But, it was international-acclaimed photographer and long-time friend Timothy White who pushed Lennon to take his work. Lennon credits White for encouraging him to launch his first exhibit, “Timeless,” in 2010. Timeless was comprised of 35 photographs of beautiful landscapes and celebrity portraits, including U2 frontman Bono and brother Sean. Having an exhibition was not on Lennon’s radar when he was took the photographs, and because of it, Lennon and White worked closely together for a year combing through all the images to find the right ones to showcase in the collection. Lennon enjoyed that process so much so that he decided to continue pursuing this new creative outlet.
It was also the freedom that came with photography that drove Lennon to continue down this road. While Lennon may have followed in his famous father’s footsteps to some degree (he’s releasing another album in the spring), he is certainly forging his own path with photography.
His father was never a photographer so there’s a great sense of freedom to express himself creatively. Lennon stated, “There was no comparison with dad or the Beatles in this artistic form. It was such a joy to be free and reviewed on the merits of the work itself and not for the blood line. This was the first time this had ever happened to me.”
The singer/songwriter turned photographer recently launched his second collection titled “Alone” at popular international Art Basel Miami Beach show in December. Again working with White, Lennon says his new collection is about taking time to reflect and thinking about life – the past, present and future.collection
I would be remiss not to mention Lennon’s philanthropic endeavors. Giving back is incredibly important to him. Lennon’s White Feather Foundation addresses various humanitarian and environmental issues, and he’s also part of an effort to encourage the art community to launch art programs in underprivileged schools.
Now, back to the partyyyyy…….The photographs (I estimated more than 100) were displayed in the art gallery across from Bar 1200 and all throughout the hotel’s property. The event attracted some big names including Billy Bob Thornton and Harrison Ford.

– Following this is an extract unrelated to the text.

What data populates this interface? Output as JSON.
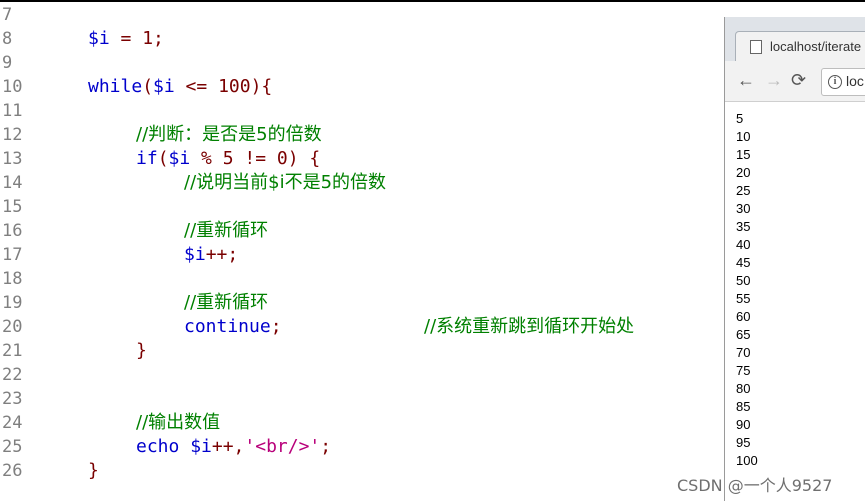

As I walked from room to room eyeballing the iconic imagery of legendary musicians photographed over the last fifty years, I couldn’t help but think about when these photographs were taken. What makes a good picture stand out? For me, a good image will pique my curiosity. One needs to consider both sides of the lens. With one click of a camera, a photographer can capture the subject’s raw emotion and create a timeless moment without even knowing at the time what he or she has created.
It was hard not to get emotional when looking at some of the photographs. Certain images brought back a flood of memories of my teenage years cruising around Diamond Hill Reservoir in Cumberland, Rhode Island listening to the music of Led Zeppelin, Bob Marley and Crosby, Stills and Nash. This is the reason why people purchase these photographs – there’s an emotional connection either with the artist and song, or a specific memory associated with the music.
(NOTE: Apologies folks but my pics didn’t come out due to the lighting around the photographs. I highly encourage you to visit Lennon’s work at the Morrison Hotel Gallery or go online to check out these awesome photographs.)
Kristin Martell is a Pacific Punch Correspondent and Author of Damn the Odds. A recent Los Angeles transplant from Washington, DC, she’s pursuing her dream of acting while working as a PR consultant. Visit her at www.damntheodds.com. Follow the Pacific Punch on twitter @ThePacificPunch.